mv m1-multimc-hack/lwjglfat.jar .minecraft/libraries/org/lwjgl/lwjgl/3.2.1/lwjgl-3.2.1.jar # place the downloaded LWJGL library in the Minecraft runtime directory

# 4. Export Launch Script Using HMCL

Since we cannot specify the library file directory directly in the HMCL launch, we need to export the launch script and use the script to start the game.

Click on the game version we just installed in the sidebar, such as 1.16.5-forge, click the spanner🔧 icon in the toolbar above, ensure the Java version below is set to the Zulu JDK 11 installed earlier, and set the appropriate memory size. Then click on Generate Launch Script to save the script to ~/Games/Minecraft/

Export Launch Script

Edit as shown below and save.

# Locate the section with -Djava.library.path
# Modify it to "-Djava.library.path=/Users/Your_Username/Games/Minecraft/m1-multimc-hack/lwjglnatives/"
# Enable Java to call the native library files we downloaded earlier

# 5. Start Minecraft Using the Script!

Go to the terminal and run the following command to start Minecraft.

cd ~/Games/Minecraft # navigate to the game directory
./ # the enchanting Minecraft launch interface appears
Main Screen

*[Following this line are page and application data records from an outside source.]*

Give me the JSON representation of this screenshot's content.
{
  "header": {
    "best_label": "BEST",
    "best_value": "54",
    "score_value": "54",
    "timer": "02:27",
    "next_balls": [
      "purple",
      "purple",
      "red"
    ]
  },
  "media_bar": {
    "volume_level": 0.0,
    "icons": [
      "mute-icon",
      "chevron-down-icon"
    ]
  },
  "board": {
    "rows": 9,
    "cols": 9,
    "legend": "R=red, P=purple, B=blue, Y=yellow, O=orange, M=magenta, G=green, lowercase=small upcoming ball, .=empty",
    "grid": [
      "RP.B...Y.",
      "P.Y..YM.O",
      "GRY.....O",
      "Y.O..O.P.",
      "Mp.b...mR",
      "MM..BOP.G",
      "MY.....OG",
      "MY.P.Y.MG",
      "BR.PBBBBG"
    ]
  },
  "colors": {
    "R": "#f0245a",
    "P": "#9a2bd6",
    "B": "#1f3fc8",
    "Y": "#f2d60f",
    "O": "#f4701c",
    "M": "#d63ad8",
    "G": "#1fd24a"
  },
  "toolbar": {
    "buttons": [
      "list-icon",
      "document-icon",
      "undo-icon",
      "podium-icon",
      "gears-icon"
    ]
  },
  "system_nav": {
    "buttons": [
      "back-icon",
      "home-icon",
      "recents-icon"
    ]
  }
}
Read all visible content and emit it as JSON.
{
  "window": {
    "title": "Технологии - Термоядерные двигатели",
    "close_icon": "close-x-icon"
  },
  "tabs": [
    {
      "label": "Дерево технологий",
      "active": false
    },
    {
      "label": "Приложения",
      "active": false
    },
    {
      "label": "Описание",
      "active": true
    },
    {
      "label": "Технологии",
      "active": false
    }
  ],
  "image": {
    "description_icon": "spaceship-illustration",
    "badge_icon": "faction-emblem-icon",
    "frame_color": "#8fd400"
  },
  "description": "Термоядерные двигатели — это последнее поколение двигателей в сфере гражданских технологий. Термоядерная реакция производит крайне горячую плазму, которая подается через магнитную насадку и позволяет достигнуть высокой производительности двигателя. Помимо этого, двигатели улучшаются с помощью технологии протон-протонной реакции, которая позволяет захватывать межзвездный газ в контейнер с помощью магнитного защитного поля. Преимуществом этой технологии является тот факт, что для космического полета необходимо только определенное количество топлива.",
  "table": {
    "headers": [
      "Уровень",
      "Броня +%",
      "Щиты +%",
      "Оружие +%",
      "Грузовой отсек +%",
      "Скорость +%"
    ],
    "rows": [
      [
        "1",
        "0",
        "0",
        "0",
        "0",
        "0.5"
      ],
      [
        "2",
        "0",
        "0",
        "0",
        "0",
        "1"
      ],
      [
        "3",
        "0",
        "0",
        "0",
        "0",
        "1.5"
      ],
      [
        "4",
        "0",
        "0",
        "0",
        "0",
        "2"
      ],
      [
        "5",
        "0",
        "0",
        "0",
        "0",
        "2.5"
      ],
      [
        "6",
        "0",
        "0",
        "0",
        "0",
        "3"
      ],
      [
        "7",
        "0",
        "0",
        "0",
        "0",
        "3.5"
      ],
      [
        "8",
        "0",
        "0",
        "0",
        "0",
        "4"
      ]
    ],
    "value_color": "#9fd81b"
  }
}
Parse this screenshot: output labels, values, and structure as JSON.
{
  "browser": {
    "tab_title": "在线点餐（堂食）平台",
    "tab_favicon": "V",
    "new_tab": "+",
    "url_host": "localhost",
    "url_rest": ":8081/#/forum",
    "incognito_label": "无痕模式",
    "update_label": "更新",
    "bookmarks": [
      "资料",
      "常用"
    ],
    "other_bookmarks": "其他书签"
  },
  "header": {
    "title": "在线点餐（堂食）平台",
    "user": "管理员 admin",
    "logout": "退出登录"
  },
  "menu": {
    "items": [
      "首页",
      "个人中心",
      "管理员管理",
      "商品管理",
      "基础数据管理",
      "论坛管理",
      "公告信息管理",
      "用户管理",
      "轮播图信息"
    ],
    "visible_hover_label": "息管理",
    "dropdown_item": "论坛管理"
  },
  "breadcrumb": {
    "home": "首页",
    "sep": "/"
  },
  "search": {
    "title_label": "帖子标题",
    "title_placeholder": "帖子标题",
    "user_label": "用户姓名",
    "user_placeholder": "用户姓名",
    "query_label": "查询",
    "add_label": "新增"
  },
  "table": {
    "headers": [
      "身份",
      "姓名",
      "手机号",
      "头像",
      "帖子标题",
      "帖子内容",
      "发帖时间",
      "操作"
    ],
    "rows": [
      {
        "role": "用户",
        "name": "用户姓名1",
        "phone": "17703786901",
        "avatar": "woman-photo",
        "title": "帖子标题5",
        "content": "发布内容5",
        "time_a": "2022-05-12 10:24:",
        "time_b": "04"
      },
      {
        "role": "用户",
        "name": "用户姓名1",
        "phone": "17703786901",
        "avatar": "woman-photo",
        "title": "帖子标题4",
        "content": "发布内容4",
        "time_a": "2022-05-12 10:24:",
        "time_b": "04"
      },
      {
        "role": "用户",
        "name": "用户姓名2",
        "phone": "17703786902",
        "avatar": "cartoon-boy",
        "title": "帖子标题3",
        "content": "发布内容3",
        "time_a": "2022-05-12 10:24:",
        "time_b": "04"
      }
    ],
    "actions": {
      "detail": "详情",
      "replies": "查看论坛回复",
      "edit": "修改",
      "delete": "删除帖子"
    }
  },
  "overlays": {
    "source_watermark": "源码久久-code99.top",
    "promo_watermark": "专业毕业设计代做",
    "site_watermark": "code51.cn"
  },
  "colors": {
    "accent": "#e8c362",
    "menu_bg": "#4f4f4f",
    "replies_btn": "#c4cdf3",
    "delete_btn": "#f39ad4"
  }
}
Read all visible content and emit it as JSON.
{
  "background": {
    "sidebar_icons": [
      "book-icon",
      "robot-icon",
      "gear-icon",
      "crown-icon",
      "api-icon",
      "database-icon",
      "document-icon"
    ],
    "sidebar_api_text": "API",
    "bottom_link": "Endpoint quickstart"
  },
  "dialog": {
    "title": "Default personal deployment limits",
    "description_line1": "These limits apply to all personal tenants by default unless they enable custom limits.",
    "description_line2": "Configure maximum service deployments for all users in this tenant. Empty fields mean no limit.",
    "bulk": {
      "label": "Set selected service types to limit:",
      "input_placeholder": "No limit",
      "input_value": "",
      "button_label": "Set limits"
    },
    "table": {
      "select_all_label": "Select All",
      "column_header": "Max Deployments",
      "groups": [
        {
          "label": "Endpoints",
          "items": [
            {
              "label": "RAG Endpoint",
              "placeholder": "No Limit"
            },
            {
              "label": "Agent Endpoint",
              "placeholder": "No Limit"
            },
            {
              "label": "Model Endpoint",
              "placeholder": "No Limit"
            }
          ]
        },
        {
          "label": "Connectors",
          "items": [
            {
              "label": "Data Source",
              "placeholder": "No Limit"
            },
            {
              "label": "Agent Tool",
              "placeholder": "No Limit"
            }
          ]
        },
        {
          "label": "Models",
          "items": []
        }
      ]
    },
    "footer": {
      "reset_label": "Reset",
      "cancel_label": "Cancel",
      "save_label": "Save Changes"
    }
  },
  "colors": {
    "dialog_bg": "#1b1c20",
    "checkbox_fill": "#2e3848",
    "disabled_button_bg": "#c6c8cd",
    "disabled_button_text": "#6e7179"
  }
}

The Minecraft opening process is quick; after my tests, starting with 30 mods took around a minute or less. Changing the language took about 20 seconds. The gameplay was stable without any crashes.

Only with Forge installed, entering the game achieved approximately 110-120 FPS, with CPU usage at 100%, and actual memory usage of 2.8GiB with 2GiB allocated.

CPU Usage at 100%
Memory Usage at 2.8GiB

# A Minecraft Dream

Human imagination is boundless, where there is imagination, there are always hands ready to put it into practice. Many players have realized their dream of running Minecraft without Rosetta on the M1, and the dream of running native GNU/Linux on the M1 without a virtual machine seems not far off.

Leaving our comfort zones, where do our dreams lead?